◆ **Task statement**
The lines of the records that include "this" should all be copied.

(Stored entries)
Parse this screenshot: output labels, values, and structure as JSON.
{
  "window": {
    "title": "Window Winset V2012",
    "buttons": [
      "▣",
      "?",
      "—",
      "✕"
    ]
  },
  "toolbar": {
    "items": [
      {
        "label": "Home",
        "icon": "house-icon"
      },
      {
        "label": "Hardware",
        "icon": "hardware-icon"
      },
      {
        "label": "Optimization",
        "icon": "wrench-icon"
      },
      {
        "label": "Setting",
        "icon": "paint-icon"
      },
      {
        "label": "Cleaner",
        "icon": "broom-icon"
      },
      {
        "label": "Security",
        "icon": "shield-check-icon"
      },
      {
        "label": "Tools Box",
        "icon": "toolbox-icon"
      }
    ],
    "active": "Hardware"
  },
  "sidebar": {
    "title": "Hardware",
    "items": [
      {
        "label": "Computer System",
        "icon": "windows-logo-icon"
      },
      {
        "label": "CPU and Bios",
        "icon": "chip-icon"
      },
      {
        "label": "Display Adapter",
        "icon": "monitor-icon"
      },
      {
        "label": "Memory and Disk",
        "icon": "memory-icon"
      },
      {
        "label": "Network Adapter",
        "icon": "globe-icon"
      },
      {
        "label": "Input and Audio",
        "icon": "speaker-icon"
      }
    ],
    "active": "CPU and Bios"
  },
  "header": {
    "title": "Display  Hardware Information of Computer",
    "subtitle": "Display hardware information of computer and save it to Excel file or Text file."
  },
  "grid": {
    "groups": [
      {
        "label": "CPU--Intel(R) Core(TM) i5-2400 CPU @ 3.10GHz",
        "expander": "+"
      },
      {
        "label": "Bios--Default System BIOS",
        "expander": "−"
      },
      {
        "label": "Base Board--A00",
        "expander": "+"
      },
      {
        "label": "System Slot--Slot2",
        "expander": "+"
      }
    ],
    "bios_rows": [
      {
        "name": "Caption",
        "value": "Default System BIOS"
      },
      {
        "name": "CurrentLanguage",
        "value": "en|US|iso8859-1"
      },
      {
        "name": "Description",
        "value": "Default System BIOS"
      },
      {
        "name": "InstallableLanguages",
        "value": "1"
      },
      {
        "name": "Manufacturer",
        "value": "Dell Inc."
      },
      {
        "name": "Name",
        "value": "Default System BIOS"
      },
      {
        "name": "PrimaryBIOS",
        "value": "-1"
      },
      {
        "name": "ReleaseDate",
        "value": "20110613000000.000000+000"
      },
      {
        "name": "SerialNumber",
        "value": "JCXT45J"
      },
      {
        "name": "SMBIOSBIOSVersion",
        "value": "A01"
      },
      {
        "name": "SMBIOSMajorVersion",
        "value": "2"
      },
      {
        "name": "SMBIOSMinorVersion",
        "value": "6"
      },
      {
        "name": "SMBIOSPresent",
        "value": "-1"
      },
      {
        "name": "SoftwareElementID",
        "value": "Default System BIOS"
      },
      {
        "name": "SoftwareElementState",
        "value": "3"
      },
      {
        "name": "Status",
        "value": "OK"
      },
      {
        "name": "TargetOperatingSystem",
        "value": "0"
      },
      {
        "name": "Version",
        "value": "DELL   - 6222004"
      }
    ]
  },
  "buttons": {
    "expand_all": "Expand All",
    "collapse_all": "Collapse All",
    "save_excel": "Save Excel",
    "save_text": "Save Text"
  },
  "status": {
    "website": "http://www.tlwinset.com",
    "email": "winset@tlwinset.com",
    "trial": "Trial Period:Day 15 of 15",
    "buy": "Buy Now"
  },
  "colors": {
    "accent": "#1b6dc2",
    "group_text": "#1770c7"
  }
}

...

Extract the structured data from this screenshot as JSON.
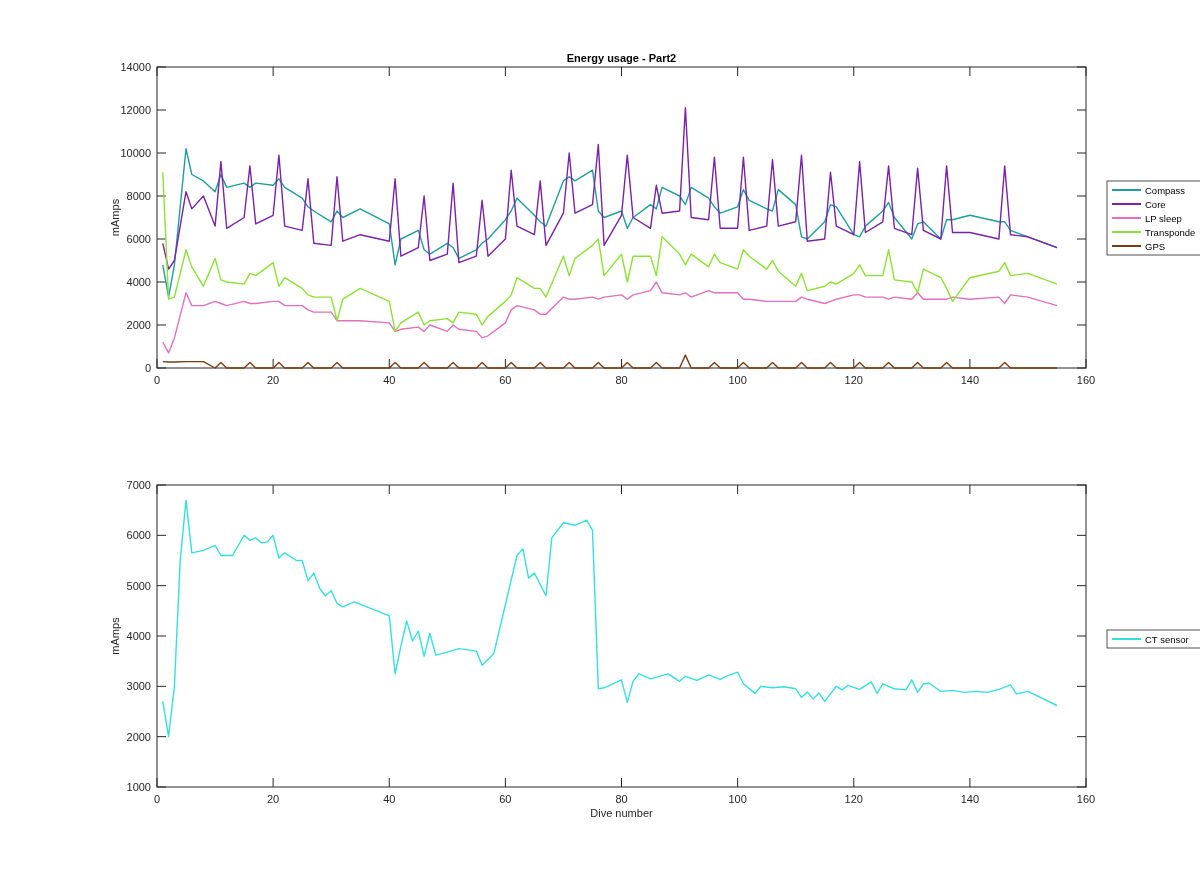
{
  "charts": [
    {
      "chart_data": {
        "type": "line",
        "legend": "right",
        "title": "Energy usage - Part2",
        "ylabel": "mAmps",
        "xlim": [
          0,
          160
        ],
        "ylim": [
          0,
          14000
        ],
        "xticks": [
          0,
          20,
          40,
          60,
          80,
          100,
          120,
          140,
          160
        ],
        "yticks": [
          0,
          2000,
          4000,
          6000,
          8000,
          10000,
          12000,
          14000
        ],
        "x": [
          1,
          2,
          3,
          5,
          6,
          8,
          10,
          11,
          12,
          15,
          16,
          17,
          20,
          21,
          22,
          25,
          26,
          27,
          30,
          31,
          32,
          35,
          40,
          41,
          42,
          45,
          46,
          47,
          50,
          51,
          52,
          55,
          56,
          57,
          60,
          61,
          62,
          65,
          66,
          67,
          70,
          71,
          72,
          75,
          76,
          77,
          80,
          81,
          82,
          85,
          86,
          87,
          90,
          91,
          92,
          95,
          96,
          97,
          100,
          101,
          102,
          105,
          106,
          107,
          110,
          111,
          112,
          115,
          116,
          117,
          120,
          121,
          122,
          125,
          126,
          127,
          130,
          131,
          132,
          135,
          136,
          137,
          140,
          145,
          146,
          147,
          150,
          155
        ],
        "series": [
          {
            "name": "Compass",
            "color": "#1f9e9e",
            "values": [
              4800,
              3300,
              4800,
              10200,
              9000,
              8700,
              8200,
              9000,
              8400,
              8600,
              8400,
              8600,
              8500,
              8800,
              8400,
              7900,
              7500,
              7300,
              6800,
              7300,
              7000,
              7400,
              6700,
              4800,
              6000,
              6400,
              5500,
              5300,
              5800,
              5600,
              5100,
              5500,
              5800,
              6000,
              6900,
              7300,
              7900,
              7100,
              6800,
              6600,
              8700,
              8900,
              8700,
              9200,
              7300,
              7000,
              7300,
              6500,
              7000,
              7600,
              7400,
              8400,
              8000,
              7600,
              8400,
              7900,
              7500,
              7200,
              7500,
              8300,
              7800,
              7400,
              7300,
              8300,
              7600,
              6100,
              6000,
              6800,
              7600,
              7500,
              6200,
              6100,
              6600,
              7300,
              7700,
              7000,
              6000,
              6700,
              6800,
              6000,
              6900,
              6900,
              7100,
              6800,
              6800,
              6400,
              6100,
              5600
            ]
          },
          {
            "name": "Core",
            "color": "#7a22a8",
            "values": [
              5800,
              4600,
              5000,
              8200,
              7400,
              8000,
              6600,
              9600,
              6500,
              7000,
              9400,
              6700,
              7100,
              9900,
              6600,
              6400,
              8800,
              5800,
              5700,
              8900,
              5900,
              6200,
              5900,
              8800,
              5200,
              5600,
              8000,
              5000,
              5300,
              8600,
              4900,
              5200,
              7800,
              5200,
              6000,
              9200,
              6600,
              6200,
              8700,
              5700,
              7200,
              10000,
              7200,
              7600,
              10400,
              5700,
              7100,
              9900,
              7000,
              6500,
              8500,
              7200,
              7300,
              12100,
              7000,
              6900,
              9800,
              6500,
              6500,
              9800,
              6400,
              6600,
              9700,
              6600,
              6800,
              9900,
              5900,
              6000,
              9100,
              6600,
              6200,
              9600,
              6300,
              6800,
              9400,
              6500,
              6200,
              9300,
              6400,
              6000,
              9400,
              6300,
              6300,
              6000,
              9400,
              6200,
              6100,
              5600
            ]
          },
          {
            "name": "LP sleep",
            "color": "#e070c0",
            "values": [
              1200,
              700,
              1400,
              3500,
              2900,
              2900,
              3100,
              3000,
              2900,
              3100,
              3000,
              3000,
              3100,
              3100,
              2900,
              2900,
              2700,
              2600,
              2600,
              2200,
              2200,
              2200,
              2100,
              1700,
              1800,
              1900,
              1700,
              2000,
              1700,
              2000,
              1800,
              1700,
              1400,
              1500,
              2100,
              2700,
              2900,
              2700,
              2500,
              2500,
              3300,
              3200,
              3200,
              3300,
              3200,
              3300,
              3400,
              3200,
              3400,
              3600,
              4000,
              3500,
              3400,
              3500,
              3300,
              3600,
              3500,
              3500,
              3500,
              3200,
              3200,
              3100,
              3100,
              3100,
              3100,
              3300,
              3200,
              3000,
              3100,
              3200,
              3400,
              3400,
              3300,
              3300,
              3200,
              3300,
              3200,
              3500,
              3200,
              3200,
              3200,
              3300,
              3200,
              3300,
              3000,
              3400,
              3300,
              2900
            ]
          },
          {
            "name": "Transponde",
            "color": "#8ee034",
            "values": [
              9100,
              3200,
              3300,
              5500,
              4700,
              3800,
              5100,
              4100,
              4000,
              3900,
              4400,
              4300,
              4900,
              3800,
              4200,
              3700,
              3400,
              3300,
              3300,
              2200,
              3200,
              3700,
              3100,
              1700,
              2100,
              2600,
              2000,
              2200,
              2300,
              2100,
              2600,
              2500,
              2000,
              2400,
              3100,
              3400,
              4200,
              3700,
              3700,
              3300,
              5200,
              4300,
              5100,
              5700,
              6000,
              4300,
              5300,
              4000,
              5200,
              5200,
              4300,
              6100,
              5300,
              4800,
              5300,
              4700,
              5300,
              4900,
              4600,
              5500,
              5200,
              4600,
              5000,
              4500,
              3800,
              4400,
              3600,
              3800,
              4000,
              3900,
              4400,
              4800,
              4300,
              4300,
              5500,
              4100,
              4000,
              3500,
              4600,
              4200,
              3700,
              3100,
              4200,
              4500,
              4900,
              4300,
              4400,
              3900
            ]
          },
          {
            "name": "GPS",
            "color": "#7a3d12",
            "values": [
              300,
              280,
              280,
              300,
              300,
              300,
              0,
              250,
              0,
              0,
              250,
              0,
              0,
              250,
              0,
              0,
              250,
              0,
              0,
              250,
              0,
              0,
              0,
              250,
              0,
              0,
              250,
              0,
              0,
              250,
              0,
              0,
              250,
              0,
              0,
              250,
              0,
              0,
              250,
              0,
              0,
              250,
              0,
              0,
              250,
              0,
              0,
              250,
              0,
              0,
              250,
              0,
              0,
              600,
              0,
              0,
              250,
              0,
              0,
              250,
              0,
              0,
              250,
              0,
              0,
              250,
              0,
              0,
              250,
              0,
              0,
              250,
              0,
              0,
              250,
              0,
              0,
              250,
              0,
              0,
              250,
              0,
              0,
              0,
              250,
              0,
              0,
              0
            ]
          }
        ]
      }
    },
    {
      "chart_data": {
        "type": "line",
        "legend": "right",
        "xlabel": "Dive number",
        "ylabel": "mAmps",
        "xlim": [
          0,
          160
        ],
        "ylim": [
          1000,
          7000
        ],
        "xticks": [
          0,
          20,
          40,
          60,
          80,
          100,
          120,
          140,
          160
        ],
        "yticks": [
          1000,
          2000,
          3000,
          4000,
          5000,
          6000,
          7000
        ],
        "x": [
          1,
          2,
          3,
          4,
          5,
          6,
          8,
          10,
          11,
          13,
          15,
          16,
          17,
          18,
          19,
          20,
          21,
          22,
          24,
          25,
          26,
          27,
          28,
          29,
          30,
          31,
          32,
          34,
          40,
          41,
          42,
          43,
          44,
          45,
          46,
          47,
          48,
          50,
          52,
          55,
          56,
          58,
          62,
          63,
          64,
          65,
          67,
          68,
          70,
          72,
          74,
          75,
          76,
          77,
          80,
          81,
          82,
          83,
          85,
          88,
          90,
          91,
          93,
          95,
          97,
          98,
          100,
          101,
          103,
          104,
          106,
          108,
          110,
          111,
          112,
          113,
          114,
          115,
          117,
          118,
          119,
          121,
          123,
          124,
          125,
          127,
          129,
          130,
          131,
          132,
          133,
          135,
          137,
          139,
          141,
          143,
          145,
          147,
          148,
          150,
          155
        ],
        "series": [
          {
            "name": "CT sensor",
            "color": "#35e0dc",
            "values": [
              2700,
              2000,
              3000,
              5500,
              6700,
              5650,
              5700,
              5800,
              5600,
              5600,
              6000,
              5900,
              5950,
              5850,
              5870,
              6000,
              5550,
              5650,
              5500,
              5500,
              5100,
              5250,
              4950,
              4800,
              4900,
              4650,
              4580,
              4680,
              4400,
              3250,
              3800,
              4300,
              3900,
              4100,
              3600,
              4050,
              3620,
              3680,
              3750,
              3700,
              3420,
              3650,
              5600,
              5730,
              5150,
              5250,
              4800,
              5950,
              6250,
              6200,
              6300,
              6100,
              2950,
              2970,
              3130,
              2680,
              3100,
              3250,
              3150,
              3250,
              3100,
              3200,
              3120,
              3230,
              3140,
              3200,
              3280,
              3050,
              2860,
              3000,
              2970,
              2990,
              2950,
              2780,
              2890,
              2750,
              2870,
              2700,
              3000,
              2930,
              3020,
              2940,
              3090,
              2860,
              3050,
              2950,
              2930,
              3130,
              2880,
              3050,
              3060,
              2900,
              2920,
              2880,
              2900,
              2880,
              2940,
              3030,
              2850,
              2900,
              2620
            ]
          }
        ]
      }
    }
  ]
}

◆ **Written answer**
Parse this screenshot: output labels, values, and structure as JSON.
Extract the structured data from this screenshot as JSON.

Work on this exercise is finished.